Background: Infant heart transplant (HT) recipients have the best long-term survival of any age group, but the small donor pool and high early mortality limit the therapeutic effectiveness. We sought to determine the relationship between pre-HT diagnosis and early HT outcome to better define the mortality risk associated with a diagnosis of congenital heart disease (CHD) and to examine differences between early and current HT eras. Methods: The Pediatric Heart Transplant Study (PHTS) database was used to identify 739 infant HT recipients at age ≤ 6 months between 1993 and 2008 divided into the following etiologic groups: cardiomyopathy (CM), 18%; hypoplastic left heart syndrome (HLHS) without surgery, 41%; HLHS with surgery, 9%; other CHD without surgery, 16%; and other CHD with surgery, 15%. Severity of illness at HT, post-HT survival, and era effects were compared. Results: At 1 year after HT, survival was 89% for the CM group, which was the best, 79% for CHD without surgery, 82% for CHD with surgery, 79% for HLHS without surgery, and 70% for HLHS with surgery, which was the worst outcome. Hazard function analysis demonstrated the difference occurred within the first 3 months after HT. After adjusting for illness severity, differences in mortality risk persisted across etiologic groups. HT survival was similar in the current surgical era for HLHS with surgery, 71% (1993-1998) vs 70% (1999-2008). Conclusions: Infant HT recipients with different pre-HT diagnoses have significantly different post-HT outcomes. HLHS infants with surgery have the lowest survival and their outcome is unchanged in the current era.

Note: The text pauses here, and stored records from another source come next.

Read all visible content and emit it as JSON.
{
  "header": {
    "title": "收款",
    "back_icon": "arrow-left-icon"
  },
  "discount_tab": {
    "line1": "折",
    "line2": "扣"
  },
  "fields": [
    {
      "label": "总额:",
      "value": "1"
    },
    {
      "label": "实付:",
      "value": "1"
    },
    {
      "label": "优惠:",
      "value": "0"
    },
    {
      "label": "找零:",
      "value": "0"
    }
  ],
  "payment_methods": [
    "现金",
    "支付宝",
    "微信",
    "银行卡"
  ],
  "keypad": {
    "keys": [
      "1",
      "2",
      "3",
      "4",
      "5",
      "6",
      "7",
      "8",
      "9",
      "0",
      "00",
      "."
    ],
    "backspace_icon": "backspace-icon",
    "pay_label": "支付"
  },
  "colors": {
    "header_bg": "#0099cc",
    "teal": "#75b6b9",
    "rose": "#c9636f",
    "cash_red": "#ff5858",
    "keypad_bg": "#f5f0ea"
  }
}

- congenital heart disease
- hypoplastic left heart syndrome
- mortality risk
- pediatric heart transplant
- surgical palliation